_What is required_. Look through the entries below. Report each line that has the word "Embed" in it.

_Working data_.
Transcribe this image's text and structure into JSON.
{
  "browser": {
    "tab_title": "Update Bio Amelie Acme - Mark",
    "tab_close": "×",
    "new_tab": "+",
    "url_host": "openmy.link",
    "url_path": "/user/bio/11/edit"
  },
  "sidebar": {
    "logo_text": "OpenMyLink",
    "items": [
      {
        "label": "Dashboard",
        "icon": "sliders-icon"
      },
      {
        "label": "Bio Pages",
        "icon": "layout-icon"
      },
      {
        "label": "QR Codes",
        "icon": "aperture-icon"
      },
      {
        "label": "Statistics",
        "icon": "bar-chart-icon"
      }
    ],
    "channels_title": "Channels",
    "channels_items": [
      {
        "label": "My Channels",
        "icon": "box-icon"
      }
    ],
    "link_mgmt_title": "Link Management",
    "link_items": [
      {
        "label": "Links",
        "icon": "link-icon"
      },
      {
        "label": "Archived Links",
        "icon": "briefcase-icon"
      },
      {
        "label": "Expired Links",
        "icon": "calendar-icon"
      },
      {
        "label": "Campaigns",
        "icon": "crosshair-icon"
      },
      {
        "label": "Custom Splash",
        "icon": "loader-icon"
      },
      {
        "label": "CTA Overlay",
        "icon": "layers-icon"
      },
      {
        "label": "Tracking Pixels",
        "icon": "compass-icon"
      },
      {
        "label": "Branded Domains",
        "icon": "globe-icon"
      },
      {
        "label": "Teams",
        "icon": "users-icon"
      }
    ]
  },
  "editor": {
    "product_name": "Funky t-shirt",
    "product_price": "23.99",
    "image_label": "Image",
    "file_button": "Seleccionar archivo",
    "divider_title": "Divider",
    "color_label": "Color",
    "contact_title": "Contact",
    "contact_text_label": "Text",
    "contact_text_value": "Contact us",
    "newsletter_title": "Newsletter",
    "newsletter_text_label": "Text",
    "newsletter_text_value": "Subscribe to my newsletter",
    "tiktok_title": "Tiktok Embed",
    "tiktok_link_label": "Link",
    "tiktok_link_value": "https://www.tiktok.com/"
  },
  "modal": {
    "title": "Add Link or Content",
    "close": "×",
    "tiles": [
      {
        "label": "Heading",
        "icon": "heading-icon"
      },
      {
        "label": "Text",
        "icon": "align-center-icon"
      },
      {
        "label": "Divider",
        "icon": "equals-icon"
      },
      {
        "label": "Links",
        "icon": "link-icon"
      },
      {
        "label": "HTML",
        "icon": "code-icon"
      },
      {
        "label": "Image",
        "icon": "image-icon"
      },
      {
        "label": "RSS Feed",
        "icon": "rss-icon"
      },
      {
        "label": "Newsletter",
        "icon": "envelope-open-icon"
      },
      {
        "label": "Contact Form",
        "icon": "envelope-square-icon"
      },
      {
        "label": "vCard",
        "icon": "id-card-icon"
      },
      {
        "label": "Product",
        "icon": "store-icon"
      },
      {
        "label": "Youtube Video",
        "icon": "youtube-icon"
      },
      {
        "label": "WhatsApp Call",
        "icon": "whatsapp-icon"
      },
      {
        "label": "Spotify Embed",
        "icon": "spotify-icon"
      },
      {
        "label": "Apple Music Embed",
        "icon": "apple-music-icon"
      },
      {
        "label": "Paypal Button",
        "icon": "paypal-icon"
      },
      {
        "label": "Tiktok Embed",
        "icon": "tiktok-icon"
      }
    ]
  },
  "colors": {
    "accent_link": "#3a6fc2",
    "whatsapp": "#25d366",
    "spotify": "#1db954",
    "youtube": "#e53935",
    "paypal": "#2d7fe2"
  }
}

_Exercise answer_.
    "tiktok_title": "Tiktok Embed",
        "label": "Spotify Embed",
        "label": "Apple Music Embed",
        "label": "Tiktok Embed",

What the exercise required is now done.